South Carolina.—How Property-Holders Felt.—Characteristic
Letter.—Where did the Blame Lie?—Admission of the Writer of
the Letter.—Land Commission.—Rail Road Bonds.—Private
The Camp-Meeting Ground.—General Appearance of the
Place.—Jones Pleased.—Religious Tendencies of the Colored Race.
Are they Peculiarities of the Colored Race, or are they Begotten
of their Weak and Oppressed Condition ?—The Writer's Views on
this Subject.—-Reminiscences of a Cainp-Meeting.—Sudden Pros¬

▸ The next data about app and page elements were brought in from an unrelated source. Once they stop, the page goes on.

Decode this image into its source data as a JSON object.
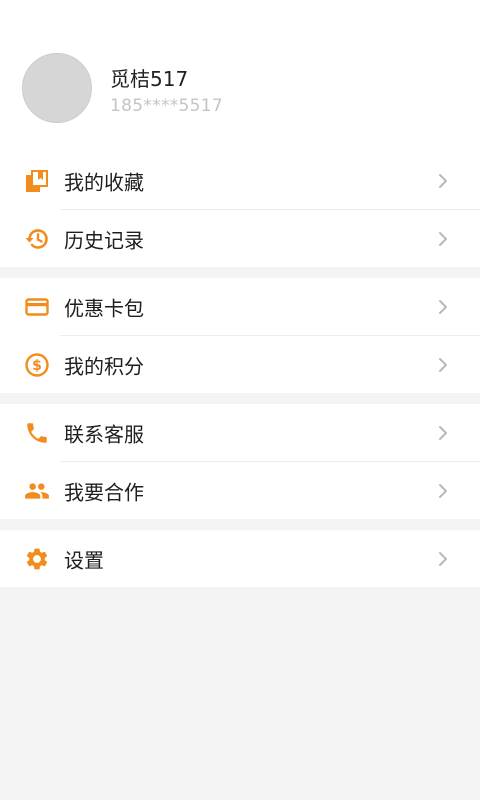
{
  "profile": {
    "username": "觅桔517",
    "phone": "185****5517"
  },
  "menu": {
    "favorites": "我的收藏",
    "history": "历史记录",
    "coupons": "优惠卡包",
    "points": "我的积分",
    "service": "联系客服",
    "cooperate": "我要合作",
    "settings": "设置"
  },
  "colors": {
    "accent": "#f28c1c",
    "chevron": "#b8b8b8",
    "background": "#f4f4f4"
  }
}
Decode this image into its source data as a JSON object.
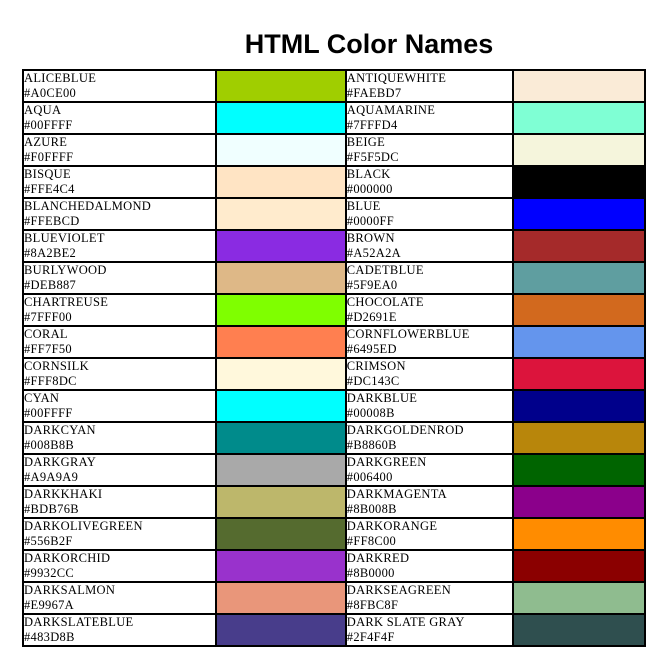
{
  "title": "HTML Color Names",
  "rows": [
    {
      "left": {
        "name": "ALICEBLUE",
        "hex": "#A0CE00",
        "swatch": "#A0CE00"
      },
      "right": {
        "name": "ANTIQUEWHITE",
        "hex": "#FAEBD7",
        "swatch": "#FAEBD7"
      }
    },
    {
      "left": {
        "name": "AQUA",
        "hex": "#00FFFF",
        "swatch": "#00FFFF"
      },
      "right": {
        "name": "AQUAMARINE",
        "hex": "#7FFFD4",
        "swatch": "#7FFFD4"
      }
    },
    {
      "left": {
        "name": "AZURE",
        "hex": "#F0FFFF",
        "swatch": "#F0FFFF"
      },
      "right": {
        "name": "BEIGE",
        "hex": "#F5F5DC",
        "swatch": "#F5F5DC"
      }
    },
    {
      "left": {
        "name": "BISQUE",
        "hex": "#FFE4C4",
        "swatch": "#FFE4C4"
      },
      "right": {
        "name": "BLACK",
        "hex": "#000000",
        "swatch": "#000000"
      }
    },
    {
      "left": {
        "name": "BLANCHEDALMOND",
        "hex": "#FFEBCD",
        "swatch": "#FFEBCD"
      },
      "right": {
        "name": "BLUE",
        "hex": "#0000FF",
        "swatch": "#0000FF"
      }
    },
    {
      "left": {
        "name": "BLUEVIOLET",
        "hex": "#8A2BE2",
        "swatch": "#8A2BE2"
      },
      "right": {
        "name": "BROWN",
        "hex": "#A52A2A",
        "swatch": "#A52A2A"
      }
    },
    {
      "left": {
        "name": "BURLYWOOD",
        "hex": "#DEB887",
        "swatch": "#DEB887"
      },
      "right": {
        "name": "CADETBLUE",
        "hex": "#5F9EA0",
        "swatch": "#5F9EA0"
      }
    },
    {
      "left": {
        "name": "CHARTREUSE",
        "hex": "#7FFF00",
        "swatch": "#7FFF00"
      },
      "right": {
        "name": "CHOCOLATE",
        "hex": "#D2691E",
        "swatch": "#D2691E"
      }
    },
    {
      "left": {
        "name": "CORAL",
        "hex": "#FF7F50",
        "swatch": "#FF7F50"
      },
      "right": {
        "name": "CORNFLOWERBLUE",
        "hex": "#6495ED",
        "swatch": "#6495ED"
      }
    },
    {
      "left": {
        "name": "CORNSILK",
        "hex": "#FFF8DC",
        "swatch": "#FFF8DC"
      },
      "right": {
        "name": "CRIMSON",
        "hex": "#DC143C",
        "swatch": "#DC143C"
      }
    },
    {
      "left": {
        "name": "CYAN",
        "hex": "#00FFFF",
        "swatch": "#00FFFF"
      },
      "right": {
        "name": "DARKBLUE",
        "hex": "#00008B",
        "swatch": "#00008B"
      }
    },
    {
      "left": {
        "name": "DARKCYAN",
        "hex": "#008B8B",
        "swatch": "#008B8B"
      },
      "right": {
        "name": "DARKGOLDENROD",
        "hex": "#B8860B",
        "swatch": "#B8860B"
      }
    },
    {
      "left": {
        "name": "DARKGRAY",
        "hex": "#A9A9A9",
        "swatch": "#A9A9A9"
      },
      "right": {
        "name": "DARKGREEN",
        "hex": "#006400",
        "swatch": "#006400"
      }
    },
    {
      "left": {
        "name": "DARKKHAKI",
        "hex": "#BDB76B",
        "swatch": "#BDB76B"
      },
      "right": {
        "name": "DARKMAGENTA",
        "hex": "#8B008B",
        "swatch": "#8B008B"
      }
    },
    {
      "left": {
        "name": "DARKOLIVEGREEN",
        "hex": "#556B2F",
        "swatch": "#556B2F"
      },
      "right": {
        "name": "DARKORANGE",
        "hex": "#FF8C00",
        "swatch": "#FF8C00"
      }
    },
    {
      "left": {
        "name": "DARKORCHID",
        "hex": "#9932CC",
        "swatch": "#9932CC"
      },
      "right": {
        "name": "DARKRED",
        "hex": "#8B0000",
        "swatch": "#8B0000"
      }
    },
    {
      "left": {
        "name": "DARKSALMON",
        "hex": "#E9967A",
        "swatch": "#E9967A"
      },
      "right": {
        "name": "DARKSEAGREEN",
        "hex": "#8FBC8F",
        "swatch": "#8FBC8F"
      }
    },
    {
      "left": {
        "name": "DARKSLATEBLUE",
        "hex": "#483D8B",
        "swatch": "#483D8B"
      },
      "right": {
        "name": "DARK SLATE GRAY",
        "hex": "#2F4F4F",
        "swatch": "#2F4F4F"
      }
    }
  ]
}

tration and Narrow Escape.—The Philadelphia "Mourner."—
Quotations from a Sermon.—First Lines of some of the Hymns.—
A Woman on Fire.—Disadvantage of Wearing a Hoop Skirt.—

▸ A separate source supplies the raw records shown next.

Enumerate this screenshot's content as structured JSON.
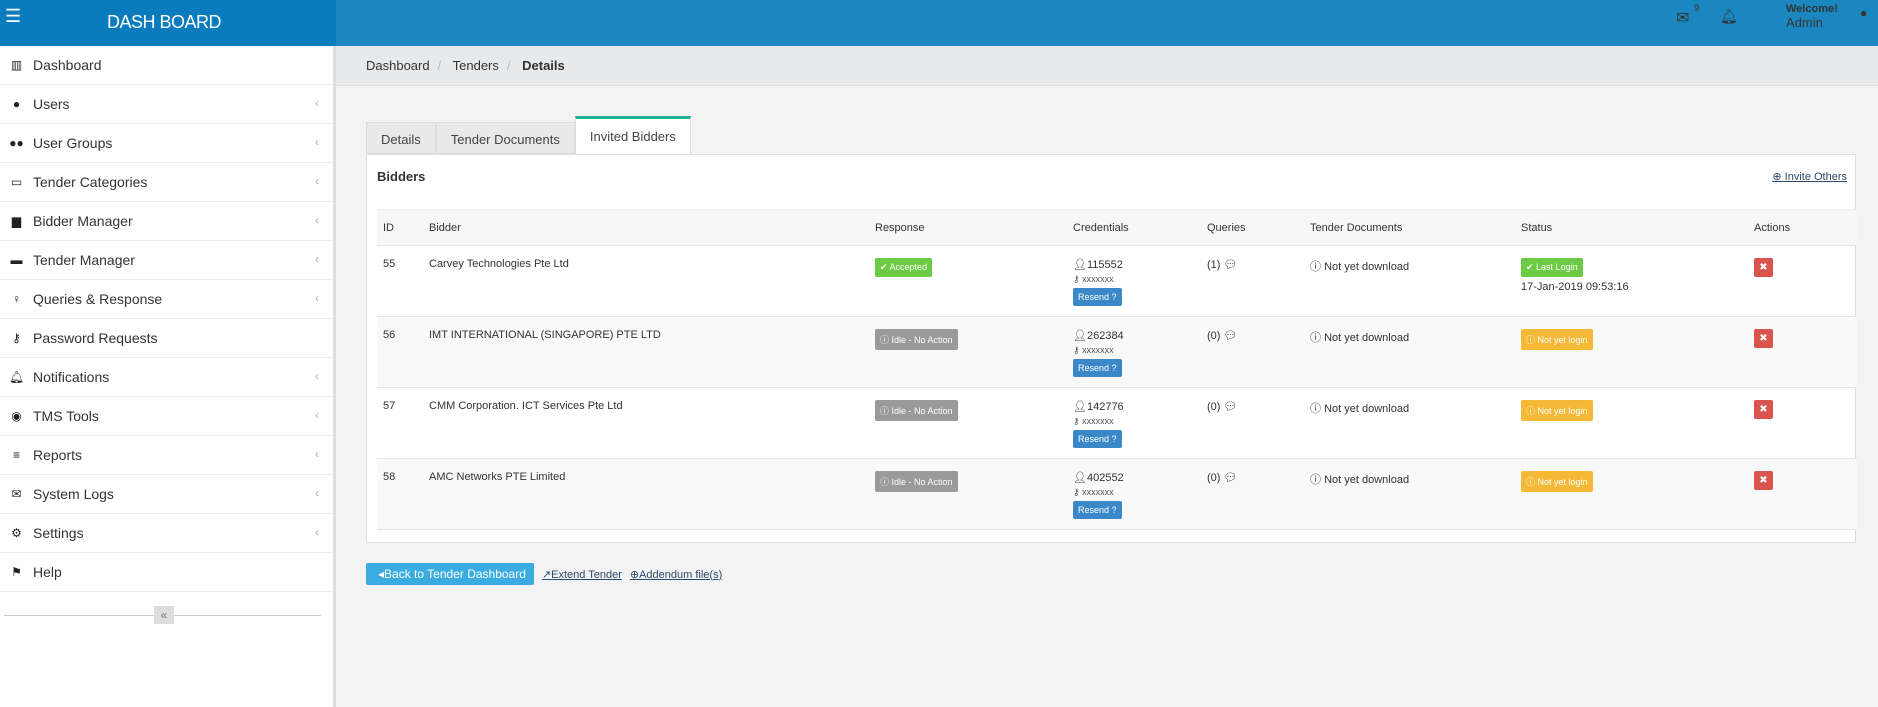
{
  "header": {
    "brand": "DASH BOARD",
    "mail_count": "9",
    "welcome": "Welcome!",
    "user": "Admin"
  },
  "sidebar": {
    "items": [
      {
        "label": "Dashboard",
        "icon": "bar-chart-icon",
        "glyph": "▥",
        "chev": false
      },
      {
        "label": "Users",
        "icon": "user-icon",
        "glyph": "●",
        "chev": true
      },
      {
        "label": "User Groups",
        "icon": "users-icon",
        "glyph": "●●",
        "chev": true
      },
      {
        "label": "Tender Categories",
        "icon": "laptop-icon",
        "glyph": "▭",
        "chev": true
      },
      {
        "label": "Bidder Manager",
        "icon": "truck-icon",
        "glyph": "▆",
        "chev": true
      },
      {
        "label": "Tender Manager",
        "icon": "desktop-icon",
        "glyph": "▬",
        "chev": true
      },
      {
        "label": "Queries & Response",
        "icon": "lightbulb-icon",
        "glyph": "♀",
        "chev": true
      },
      {
        "label": "Password Requests",
        "icon": "key-icon",
        "glyph": "⚷",
        "chev": false
      },
      {
        "label": "Notifications",
        "icon": "bell-icon",
        "glyph": "🔔︎",
        "chev": true
      },
      {
        "label": "TMS Tools",
        "icon": "target-icon",
        "glyph": "◉",
        "chev": true
      },
      {
        "label": "Reports",
        "icon": "align-left-icon",
        "glyph": "≡",
        "chev": true
      },
      {
        "label": "System Logs",
        "icon": "envelope-icon",
        "glyph": "✉",
        "chev": true
      },
      {
        "label": "Settings",
        "icon": "gear-icon",
        "glyph": "⚙",
        "chev": true
      },
      {
        "label": "Help",
        "icon": "flag-icon",
        "glyph": "⚑",
        "chev": false
      }
    ],
    "collapse": "«"
  },
  "breadcrumb": [
    "Dashboard",
    "Tenders",
    "Details"
  ],
  "tabs": [
    "Details",
    "Tender Documents",
    "Invited Bidders"
  ],
  "panel": {
    "title": "Bidders",
    "invite": "Invite Others"
  },
  "table": {
    "headers": [
      "ID",
      "Bidder",
      "Response",
      "Credentials",
      "Queries",
      "Tender Documents",
      "Status",
      "Actions"
    ],
    "rows": [
      {
        "id": "55",
        "bidder": "Carvey Technologies Pte Ltd",
        "response": "✔ Accepted",
        "response_color": "#6ccb45",
        "user": "115552",
        "password": "xxxxxxx",
        "resend": "Resend ?",
        "queries": "(1)",
        "docs": "Not yet download",
        "status": "Last Login",
        "status_color": "#6ccb45",
        "status_time": "17-Jan-2019 09:53:16"
      },
      {
        "id": "56",
        "bidder": "IMT INTERNATIONAL (SINGAPORE) PTE LTD",
        "response": "Idle - No Action",
        "response_color": "#9a9a9a",
        "user": "262384",
        "password": "xxxxxxx",
        "resend": "Resend ?",
        "queries": "(0)",
        "docs": "Not yet download",
        "status": "Not yet login",
        "status_color": "#f5b937",
        "status_time": ""
      },
      {
        "id": "57",
        "bidder": "CMM Corporation. ICT Services Pte Ltd",
        "response": "Idle - No Action",
        "response_color": "#9a9a9a",
        "user": "142776",
        "password": "xxxxxxx",
        "resend": "Resend ?",
        "queries": "(0)",
        "docs": "Not yet download",
        "status": "Not yet login",
        "status_color": "#f5b937",
        "status_time": ""
      },
      {
        "id": "58",
        "bidder": "AMC Networks PTE Limited",
        "response": "Idle - No Action",
        "response_color": "#9a9a9a",
        "user": "402552",
        "password": "xxxxxxx",
        "resend": "Resend ?",
        "queries": "(0)",
        "docs": "Not yet download",
        "status": "Not yet login",
        "status_color": "#f5b937",
        "status_time": ""
      }
    ]
  },
  "footer": {
    "back": "Back to Tender Dashboard",
    "extend": "Extend Tender",
    "addendum": "Addendum file(s)"
  }
}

The Ku-Klux-Klan.—Its Origin.—Its Name.—Objects and
Deeds of Violence.—Recollections of its Early Days.—Proofs of its
Existence.—What Hon. Reverdy Johnson thought of its Members.
—The Origin of the Exodus, and Probable Result.
The Poor Whites of the South.—Contributing Causes of their
Present Condition.—Their Social Status; Habits of Life; Means
of Support.—Dislike of them by the Colored People of the South.
—Struggles on the Part of Some of Them to Better their Condi¬
tion.—Remarkable Instances of Success.—Their Future in This
Products of the Carolinas.—Cotton.—Turpentine.—Peanuts.—
Sweet Potatoes, etc.—Forest Fruits.—" Chincapins."—Hickory-
nuts.—Persimmons.—Grape Culture.—Fishes, Oysters, etc.
The Colored People of the South.—Different Classes.—The
Plantation Hands.—Their Habits and Modes of Life.—Corn-